[Interface dataset entries]
Content starts

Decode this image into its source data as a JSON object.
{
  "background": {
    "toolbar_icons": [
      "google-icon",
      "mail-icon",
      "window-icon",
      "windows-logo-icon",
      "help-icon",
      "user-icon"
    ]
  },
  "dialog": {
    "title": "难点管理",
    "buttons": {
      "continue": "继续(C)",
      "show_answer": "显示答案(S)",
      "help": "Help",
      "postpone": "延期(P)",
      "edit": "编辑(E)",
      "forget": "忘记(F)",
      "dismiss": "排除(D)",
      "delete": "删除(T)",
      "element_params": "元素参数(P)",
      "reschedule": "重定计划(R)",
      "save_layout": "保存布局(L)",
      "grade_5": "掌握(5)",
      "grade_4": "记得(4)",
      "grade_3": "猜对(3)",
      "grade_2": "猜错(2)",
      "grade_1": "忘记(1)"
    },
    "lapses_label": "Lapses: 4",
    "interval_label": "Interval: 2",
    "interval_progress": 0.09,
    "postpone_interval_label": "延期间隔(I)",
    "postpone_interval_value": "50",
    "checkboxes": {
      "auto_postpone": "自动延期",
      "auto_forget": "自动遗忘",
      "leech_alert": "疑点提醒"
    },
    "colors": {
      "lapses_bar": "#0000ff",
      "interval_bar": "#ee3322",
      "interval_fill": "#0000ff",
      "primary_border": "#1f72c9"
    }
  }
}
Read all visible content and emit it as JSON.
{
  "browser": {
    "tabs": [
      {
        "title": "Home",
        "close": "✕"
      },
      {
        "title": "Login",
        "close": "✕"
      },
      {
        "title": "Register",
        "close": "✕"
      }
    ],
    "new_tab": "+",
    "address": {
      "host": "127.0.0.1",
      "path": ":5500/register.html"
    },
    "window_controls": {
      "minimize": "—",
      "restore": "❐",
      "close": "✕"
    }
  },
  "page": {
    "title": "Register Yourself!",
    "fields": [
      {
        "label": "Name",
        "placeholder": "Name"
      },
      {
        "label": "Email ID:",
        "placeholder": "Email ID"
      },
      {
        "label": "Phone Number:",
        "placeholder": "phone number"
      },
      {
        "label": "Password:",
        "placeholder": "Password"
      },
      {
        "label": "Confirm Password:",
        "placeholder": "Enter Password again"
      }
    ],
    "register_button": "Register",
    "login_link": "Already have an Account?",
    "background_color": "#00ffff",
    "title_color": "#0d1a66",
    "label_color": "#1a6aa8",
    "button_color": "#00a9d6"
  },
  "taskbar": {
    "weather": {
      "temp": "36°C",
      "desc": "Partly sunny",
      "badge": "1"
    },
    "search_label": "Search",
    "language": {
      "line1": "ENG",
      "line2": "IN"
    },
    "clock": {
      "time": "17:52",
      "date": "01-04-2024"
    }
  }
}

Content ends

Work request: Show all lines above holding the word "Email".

Problem solution:
        "label": "Email ID:",
        "placeholder": "Email ID"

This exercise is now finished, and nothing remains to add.